At the time I graduated high school, I had grand plans to attend college in far away places like...San Francisco...Denver, or...Boston. I spent a lot of time trying to get to those places and wishing I was living in a more cosmopolitan place.
I diligently studied the U of A bible (the catalog for my entry year) and set about taking the classes that were prescribed according to my major. There was an entry level drawing class that I ended up having to take at night because the others were filled by the time I got to register. I think that might have been the only art class I got to take that semester other than my first art history class.
That drawing class was taught by a cocky red-headed graduate student whose name I no longer remember. What I do remember was having to go to his studio at the end of the semester to retrieve my grade. He told me I was a "B" student, but since I had not missed a class and that I worked extremely hard, he would "give" me an "A." He asked me what my major was and I told him proudly it was art. I remember him saying that I had a very hard road ahead of me and that I might consider something else (i.e. I was not that good at what I had picked for a profession).
I never remember him talking to me personally in class or even really noticing that I was in class. I worked hard to complete my assignments and catch up with the other students who clearly had previous art experience. I didn't feel like I was valued or even mattered and his words of "encouragement" upon "giving" me my final grade did nothing to bolster my confidence. His cold words were intense motivation to me to work the hardest I could to do the best I could. I guess in some weird way, I wanted to prove I was just deserving of an art degree as anyone else.
When I first started taking art classes at Bama, painting and drawing were the only concepts I had of what "art" actually was. Being from such a small area in Alabama and growing up in a fairly rural area, my exposure to art was extremely limited. It was relegated to the illustrations in the family Bible, my illustrated children's books, the ceramics I did with my grandmother in the summer (hence the interest in clay, I suppose) and the painting of my grandmother that hangs in her dining/sewing room.
So, I was going to be a painter.
That is, until I took photography...Walking into the photography department was enchanting. I immediately saw an array of images hung on the pinboard walls. Students were lounging around in sunken couches instead of desks and chairs, chatting with each other. There was a buzz in the lab that I had never experienced in the other labs on campus. This lab on the third floor of Woods Hall looked lived in and it looked inviting. I had no idea I had found my space and my language.
Over the years, I grew close to my photography professor Gay Burke.
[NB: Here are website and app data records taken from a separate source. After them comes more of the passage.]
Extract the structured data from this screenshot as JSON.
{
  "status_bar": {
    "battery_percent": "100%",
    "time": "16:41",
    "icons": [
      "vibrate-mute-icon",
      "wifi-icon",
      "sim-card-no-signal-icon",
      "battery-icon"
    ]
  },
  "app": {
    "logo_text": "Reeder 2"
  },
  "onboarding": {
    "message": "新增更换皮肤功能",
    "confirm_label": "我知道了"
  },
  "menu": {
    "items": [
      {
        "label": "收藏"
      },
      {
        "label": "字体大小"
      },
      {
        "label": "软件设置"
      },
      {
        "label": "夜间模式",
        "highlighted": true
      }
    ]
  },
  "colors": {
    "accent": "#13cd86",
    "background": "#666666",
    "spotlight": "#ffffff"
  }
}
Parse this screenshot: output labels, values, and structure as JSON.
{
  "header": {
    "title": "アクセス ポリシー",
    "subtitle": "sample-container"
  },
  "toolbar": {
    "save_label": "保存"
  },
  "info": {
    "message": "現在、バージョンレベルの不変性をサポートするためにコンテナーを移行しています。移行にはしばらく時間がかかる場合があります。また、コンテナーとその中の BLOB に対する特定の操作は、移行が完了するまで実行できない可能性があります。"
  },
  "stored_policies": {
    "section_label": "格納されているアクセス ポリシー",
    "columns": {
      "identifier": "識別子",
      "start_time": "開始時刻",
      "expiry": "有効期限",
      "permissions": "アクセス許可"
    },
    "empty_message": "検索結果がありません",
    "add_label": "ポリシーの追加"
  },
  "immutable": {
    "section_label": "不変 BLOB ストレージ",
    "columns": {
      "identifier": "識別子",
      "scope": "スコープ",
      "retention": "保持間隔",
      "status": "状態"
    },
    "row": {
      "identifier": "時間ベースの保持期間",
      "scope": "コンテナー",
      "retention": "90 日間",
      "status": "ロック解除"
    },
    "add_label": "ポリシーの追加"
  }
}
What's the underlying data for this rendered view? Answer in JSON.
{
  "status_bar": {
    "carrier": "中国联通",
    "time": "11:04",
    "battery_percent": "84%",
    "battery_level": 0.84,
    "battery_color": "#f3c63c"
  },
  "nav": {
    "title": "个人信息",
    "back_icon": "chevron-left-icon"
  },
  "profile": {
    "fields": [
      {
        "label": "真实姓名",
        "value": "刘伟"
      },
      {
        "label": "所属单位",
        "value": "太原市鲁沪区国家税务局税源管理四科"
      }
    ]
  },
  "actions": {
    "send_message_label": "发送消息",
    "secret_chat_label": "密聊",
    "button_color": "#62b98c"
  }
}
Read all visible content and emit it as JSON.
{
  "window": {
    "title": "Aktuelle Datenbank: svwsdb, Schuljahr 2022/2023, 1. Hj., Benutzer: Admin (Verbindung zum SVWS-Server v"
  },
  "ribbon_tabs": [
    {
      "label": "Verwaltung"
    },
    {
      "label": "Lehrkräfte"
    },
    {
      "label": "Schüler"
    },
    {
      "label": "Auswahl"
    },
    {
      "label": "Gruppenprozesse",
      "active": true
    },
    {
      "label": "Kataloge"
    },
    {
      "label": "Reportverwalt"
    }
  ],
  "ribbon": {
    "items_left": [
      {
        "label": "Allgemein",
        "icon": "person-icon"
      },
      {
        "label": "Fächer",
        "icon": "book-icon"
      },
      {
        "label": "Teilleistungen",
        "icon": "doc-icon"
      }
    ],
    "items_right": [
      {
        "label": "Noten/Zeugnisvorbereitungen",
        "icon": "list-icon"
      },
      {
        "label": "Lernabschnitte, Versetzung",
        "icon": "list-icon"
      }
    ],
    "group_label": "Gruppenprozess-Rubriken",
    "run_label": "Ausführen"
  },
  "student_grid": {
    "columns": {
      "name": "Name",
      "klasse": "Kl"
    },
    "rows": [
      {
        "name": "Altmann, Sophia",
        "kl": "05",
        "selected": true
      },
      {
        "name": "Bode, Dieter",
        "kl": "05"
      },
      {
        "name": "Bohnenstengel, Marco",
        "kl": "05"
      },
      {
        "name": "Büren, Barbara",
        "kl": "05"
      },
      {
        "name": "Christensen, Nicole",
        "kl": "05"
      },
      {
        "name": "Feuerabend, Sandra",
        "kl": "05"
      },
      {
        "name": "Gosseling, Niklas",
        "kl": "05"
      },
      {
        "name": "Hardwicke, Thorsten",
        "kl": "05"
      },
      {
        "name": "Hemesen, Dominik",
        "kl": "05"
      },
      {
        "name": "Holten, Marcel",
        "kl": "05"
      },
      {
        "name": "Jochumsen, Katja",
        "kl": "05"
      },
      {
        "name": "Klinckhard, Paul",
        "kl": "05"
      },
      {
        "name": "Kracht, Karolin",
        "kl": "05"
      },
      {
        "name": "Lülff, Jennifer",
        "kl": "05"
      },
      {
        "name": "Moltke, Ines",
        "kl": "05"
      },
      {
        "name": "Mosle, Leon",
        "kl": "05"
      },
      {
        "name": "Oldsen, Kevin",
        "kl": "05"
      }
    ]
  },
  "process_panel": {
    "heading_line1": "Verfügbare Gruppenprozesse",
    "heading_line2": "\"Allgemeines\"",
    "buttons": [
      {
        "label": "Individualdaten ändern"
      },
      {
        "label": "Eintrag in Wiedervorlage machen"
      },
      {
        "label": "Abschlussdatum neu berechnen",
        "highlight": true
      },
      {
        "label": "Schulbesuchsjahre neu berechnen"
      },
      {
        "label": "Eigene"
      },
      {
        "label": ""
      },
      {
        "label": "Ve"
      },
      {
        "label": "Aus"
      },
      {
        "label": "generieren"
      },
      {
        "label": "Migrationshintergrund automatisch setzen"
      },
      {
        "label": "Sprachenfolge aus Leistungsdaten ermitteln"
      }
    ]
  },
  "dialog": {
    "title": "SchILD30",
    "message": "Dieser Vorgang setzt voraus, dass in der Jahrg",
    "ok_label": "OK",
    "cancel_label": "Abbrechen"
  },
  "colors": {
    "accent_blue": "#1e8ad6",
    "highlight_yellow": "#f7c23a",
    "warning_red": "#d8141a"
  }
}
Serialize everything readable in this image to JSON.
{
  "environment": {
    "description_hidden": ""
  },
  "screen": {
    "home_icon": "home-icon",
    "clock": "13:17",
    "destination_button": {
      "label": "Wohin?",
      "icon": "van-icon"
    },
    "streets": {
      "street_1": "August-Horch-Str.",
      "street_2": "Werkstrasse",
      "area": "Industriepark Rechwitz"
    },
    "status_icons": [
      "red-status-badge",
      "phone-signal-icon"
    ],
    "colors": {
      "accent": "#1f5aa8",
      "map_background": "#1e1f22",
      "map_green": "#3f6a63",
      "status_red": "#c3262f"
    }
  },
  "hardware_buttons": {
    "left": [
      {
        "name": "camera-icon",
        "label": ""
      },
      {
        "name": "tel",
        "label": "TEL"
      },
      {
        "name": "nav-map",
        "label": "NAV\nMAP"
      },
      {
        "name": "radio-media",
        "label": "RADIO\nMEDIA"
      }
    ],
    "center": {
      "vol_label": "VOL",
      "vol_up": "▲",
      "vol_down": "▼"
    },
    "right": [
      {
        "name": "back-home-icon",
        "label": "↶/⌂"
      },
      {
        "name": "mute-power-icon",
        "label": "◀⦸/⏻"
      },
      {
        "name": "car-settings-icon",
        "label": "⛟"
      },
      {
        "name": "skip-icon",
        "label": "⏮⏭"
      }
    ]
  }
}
She was a force to be reckoned with. She was the first person to insist I was a "woman" and not a "girl." That statement from her made quite the impression on me. She insisted I eat better even though she chain smoked American Spirit cigarettes. She pushed me to push myself and always inspired me to seek out new inspirations and to question the things I was most comfortable with.
Pretty soon, I realized I liked taking the source photos I was creating to help me with my painting a lot better than I liked painting. I felt that I was an individual--that my vision mattered. She knew my name! I can't say that about the painting classes I was taking. I never felt like my professors knew my name, much less cared if I came to class or created something special in class.
Gay made me feel special as a student. She stressed curiosity and pushed me to be the best printer I could be. After all, I had shifted gears and wanted to be Richard Avedon's printer upon graduating. Little did I know that the digital revolution would change everything about my future. And Richard Avedon would die pretty young.
She never showed me this polaroid photo of her posing for Walker Evans. But she did instill a love of Walker Evans and his work. I only found this image after I found out she had died on May 1st of this year. I cannot begin to express how very sad I was to hear of her passing. Just as I thought about a beloved uncle who passed late last year, I thought she would be around forever. Only now, do I realize that I won't get to show her this latest body of work I have created that will be exhibited at the University of Alabama's Sarah Moody Gallery in late August. I was looking forward to having her see the work and hopefully hearing that she thought it was "interesting"--a word often used to describe imagery she thought was either very, very good or too bad to begin to even critique.
As Gay's obituary chronicled, she was the mother of Alabama fine art photography. She was my mentor and my inspiration to become a photography professor. I can only hope that my career (and those of the many students she mentored) as a fine art photographer and as a teacher honor her legacy.
Looking at this photograph of Gay, I am reminded of the painting of my grandmother made so many years ago in Paris...both are glimpses into a life that I will never quite fully understand. Both are representations of beauty, grace and fiery curiosity. Both show someone at the prime of their life--with a full life just waiting in the wings.
My time in Selma has allowed me to rediscover myself as an artist and hopefully recommit to my career as a teacher. I think Gay would be proud, and I know she would so very be happy for me.